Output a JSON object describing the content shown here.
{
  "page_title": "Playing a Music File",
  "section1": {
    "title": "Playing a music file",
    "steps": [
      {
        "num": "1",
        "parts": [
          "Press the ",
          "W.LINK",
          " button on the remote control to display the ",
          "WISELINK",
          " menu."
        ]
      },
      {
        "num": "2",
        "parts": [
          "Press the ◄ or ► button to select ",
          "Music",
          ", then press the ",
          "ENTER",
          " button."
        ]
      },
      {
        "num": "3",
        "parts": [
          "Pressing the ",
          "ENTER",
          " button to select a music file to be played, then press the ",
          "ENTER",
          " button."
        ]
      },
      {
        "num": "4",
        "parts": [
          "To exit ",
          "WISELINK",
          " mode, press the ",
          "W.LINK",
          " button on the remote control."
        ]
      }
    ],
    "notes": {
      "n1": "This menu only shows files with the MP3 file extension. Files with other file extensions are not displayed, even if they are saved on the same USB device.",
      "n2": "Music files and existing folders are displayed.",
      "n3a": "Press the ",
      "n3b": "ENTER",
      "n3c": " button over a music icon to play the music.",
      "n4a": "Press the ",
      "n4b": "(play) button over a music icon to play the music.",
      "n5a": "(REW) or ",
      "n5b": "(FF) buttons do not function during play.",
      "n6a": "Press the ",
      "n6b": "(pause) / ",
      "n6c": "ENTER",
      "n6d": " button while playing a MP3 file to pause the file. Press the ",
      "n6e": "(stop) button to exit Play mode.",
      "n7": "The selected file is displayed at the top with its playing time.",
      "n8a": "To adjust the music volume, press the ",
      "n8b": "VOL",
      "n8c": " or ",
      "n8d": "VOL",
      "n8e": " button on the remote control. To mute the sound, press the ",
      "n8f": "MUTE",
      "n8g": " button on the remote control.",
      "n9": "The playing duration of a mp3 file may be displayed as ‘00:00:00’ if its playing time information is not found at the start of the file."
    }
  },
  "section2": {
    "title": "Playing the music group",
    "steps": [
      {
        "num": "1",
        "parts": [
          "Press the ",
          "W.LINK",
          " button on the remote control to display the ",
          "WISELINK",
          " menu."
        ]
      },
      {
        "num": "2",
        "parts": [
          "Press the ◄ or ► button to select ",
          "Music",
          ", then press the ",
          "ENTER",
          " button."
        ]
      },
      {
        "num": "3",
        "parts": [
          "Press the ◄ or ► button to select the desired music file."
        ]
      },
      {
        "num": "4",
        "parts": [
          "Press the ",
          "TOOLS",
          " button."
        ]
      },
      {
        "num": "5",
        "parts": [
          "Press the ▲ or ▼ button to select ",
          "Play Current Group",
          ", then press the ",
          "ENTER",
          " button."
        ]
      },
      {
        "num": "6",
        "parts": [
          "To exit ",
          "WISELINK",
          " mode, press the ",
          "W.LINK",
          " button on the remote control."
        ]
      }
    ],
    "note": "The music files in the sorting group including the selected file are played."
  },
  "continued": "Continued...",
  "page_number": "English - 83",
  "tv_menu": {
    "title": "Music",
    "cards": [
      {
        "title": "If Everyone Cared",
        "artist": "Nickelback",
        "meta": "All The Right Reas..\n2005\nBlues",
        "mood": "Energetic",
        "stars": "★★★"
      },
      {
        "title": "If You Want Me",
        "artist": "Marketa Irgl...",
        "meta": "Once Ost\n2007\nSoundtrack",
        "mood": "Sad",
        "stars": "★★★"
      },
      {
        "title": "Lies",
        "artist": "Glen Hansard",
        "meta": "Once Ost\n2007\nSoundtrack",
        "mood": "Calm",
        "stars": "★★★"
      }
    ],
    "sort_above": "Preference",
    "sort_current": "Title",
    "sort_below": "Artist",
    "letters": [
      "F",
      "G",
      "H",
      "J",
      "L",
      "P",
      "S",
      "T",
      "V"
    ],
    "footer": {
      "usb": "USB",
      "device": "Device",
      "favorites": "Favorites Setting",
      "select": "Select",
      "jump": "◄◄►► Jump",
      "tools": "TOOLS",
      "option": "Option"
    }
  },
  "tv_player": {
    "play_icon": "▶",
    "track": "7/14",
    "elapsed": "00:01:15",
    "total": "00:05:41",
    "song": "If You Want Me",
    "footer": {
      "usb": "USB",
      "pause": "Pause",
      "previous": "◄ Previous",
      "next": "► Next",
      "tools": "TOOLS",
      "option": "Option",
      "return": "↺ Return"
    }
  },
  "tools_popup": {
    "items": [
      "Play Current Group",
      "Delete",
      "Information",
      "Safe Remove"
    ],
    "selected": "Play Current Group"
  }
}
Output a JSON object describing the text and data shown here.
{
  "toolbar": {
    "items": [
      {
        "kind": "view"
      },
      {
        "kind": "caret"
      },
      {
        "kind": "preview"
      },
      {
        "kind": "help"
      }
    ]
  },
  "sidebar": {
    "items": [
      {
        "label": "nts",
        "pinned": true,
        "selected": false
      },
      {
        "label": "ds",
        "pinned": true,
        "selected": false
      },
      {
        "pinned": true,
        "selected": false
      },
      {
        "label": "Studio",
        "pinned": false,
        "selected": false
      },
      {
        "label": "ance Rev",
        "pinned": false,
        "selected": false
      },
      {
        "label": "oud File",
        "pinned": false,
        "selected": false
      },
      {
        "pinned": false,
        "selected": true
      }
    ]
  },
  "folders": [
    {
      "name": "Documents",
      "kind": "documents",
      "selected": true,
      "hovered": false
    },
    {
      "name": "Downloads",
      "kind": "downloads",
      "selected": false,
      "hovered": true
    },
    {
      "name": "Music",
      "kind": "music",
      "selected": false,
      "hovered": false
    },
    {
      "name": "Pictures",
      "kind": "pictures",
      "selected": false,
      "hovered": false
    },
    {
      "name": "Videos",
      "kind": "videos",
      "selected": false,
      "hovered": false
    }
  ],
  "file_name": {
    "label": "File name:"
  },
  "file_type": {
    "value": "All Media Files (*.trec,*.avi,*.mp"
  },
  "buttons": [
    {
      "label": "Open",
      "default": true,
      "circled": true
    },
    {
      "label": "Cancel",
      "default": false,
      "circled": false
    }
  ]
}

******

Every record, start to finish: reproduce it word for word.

→ **Output below**:
Output a JSON object describing the content shown here.
{
  "page_title": "Playing a Music File",
  "section1": {
    "title": "Playing a music file",
    "steps": [
      {
        "num": "1",
        "parts": [
          "Press the ",
          "W.LINK",
          " button on the remote control to display the ",
          "WISELINK",
          " menu."
        ]
      },
      {
        "num": "2",
        "parts": [
          "Press the ◄ or ► button to select ",
          "Music",
          ", then press the ",
          "ENTER",
          " button."
        ]
      },
      {
        "num": "3",
        "parts": [
          "Pressing the ",
          "ENTER",
          " button to select a music file to be played, then press the ",
          "ENTER",
          " button."
        ]
      },
      {
        "num": "4",
        "parts": [
          "To exit ",
          "WISELINK",
          " mode, press the ",
          "W.LINK",
          " button on the remote control."
        ]
      }
    ],
    "notes": {
      "n1": "This menu only shows files with the MP3 file extension. Files with other file extensions are not displayed, even if they are saved on the same USB device.",
      "n2": "Music files and existing folders are displayed.",
      "n3a": "Press the ",
      "n3b": "ENTER",
      "n3c": " button over a music icon to play the music.",
      "n4a": "Press the ",
      "n4b": "(play) button over a music icon to play the music.",
      "n5a": "(REW) or ",
      "n5b": "(FF) buttons do not function during play.",
      "n6a": "Press the ",
      "n6b": "(pause) / ",
      "n6c": "ENTER",
      "n6d": " button while playing a MP3 file to pause the file. Press the ",
      "n6e": "(stop) button to exit Play mode.",
      "n7": "The selected file is displayed at the top with its playing time.",
      "n8a": "To adjust the music volume, press the ",
      "n8b": "VOL",
      "n8c": " or ",
      "n8d": "VOL",
      "n8e": " button on the remote control. To mute the sound, press the ",
      "n8f": "MUTE",
      "n8g": " button on the remote control.",
      "n9": "The playing duration of a mp3 file may be displayed as ‘00:00:00’ if its playing time information is not found at the start of the file."
    }
  },
  "section2": {
    "title": "Playing the music group",
    "steps": [
      {
        "num": "1",
        "parts": [
          "Press the ",
          "W.LINK",
          " button on the remote control to display the ",
          "WISELINK",
          " menu."
        ]
      },
      {
        "num": "2",
        "parts": [
          "Press the ◄ or ► button to select ",
          "Music",
          ", then press the ",
          "ENTER",
          " button."
        ]
      },
      {
        "num": "3",
        "parts": [
          "Press the ◄ or ► button to select the desired music file."
        ]
      },
      {
        "num": "4",
        "parts": [
          "Press the ",
          "TOOLS",
          " button."
        ]
      },
      {
        "num": "5",
        "parts": [
          "Press the ▲ or ▼ button to select ",
          "Play Current Group",
          ", then press the ",
          "ENTER",
          " button."
        ]
      },
      {
        "num": "6",
        "parts": [
          "To exit ",
          "WISELINK",
          " mode, press the ",
          "W.LINK",
          " button on the remote control."
        ]
      }
    ],
    "note": "The music files in the sorting group including the selected file are played."
  },
  "continued": "Continued...",
  "page_number": "English - 83",
  "tv_menu": {
    "title": "Music",
    "cards": [
      {
        "title": "If Everyone Cared",
        "artist": "Nickelback",
        "meta": "All The Right Reas..\n2005\nBlues",
        "mood": "Energetic",
        "stars": "★★★"
      },
      {
        "title": "If You Want Me",
        "artist": "Marketa Irgl...",
        "meta": "Once Ost\n2007\nSoundtrack",
        "mood": "Sad",
        "stars": "★★★"
      },
      {
        "title": "Lies",
        "artist": "Glen Hansard",
        "meta": "Once Ost\n2007\nSoundtrack",
        "mood": "Calm",
        "stars": "★★★"
      }
    ],
    "sort_above": "Preference",
    "sort_current": "Title",
    "sort_below": "Artist",
    "letters": [
      "F",
      "G",
      "H",
      "J",
      "L",
      "P",
      "S",
      "T",
      "V"
    ],
    "footer": {
      "usb": "USB",
      "device": "Device",
      "favorites": "Favorites Setting",
      "select": "Select",
      "jump": "◄◄►► Jump",
      "tools": "TOOLS",
      "option": "Option"
    }
  },
  "tv_player": {
    "play_icon": "▶",
    "track": "7/14",
    "elapsed": "00:01:15",
    "total": "00:05:41",
    "song": "If You Want Me",
    "footer": {
      "usb": "USB",
      "pause": "Pause",
      "previous": "◄ Previous",
      "next": "► Next",
      "tools": "TOOLS",
      "option": "Option",
      "return": "↺ Return"
    }
  },
  "tools_popup": {
    "items": [
      "Play Current Group",
      "Delete",
      "Information",
      "Safe Remove"
    ],
    "selected": "Play Current Group"
  }
}
Output a JSON object describing the text and data shown here.
{
  "toolbar": {
    "items": [
      {
        "kind": "view"
      },
      {
        "kind": "caret"
      },
      {
        "kind": "preview"
      },
      {
        "kind": "help"
      }
    ]
  },
  "sidebar": {
    "items": [
      {
        "label": "nts",
        "pinned": true,
        "selected": false
      },
      {
        "label": "ds",
        "pinned": true,
        "selected": false
      },
      {
        "pinned": true,
        "selected": false
      },
      {
        "label": "Studio",
        "pinned": false,
        "selected": false
      },
      {
        "label": "ance Rev",
        "pinned": false,
        "selected": false
      },
      {
        "label": "oud File",
        "pinned": false,
        "selected": false
      },
      {
        "pinned": false,
        "selected": true
      }
    ]
  },
  "folders": [
    {
      "name": "Documents",
      "kind": "documents",
      "selected": true,
      "hovered": false
    },
    {
      "name": "Downloads",
      "kind": "downloads",
      "selected": false,
      "hovered": true
    },
    {
      "name": "Music",
      "kind": "music",
      "selected": false,
      "hovered": false
    },
    {
      "name": "Pictures",
      "kind": "pictures",
      "selected": false,
      "hovered": false
    },
    {
      "name": "Videos",
      "kind": "videos",
      "selected": false,
      "hovered": false
    }
  ],
  "file_name": {
    "label": "File name:"
  },
  "file_type": {
    "value": "All Media Files (*.trec,*.avi,*.mp"
  },
  "buttons": [
    {
      "label": "Open",
      "default": true,
      "circled": true
    },
    {
      "label": "Cancel",
      "default": false,
      "circled": false
    }
  ]
}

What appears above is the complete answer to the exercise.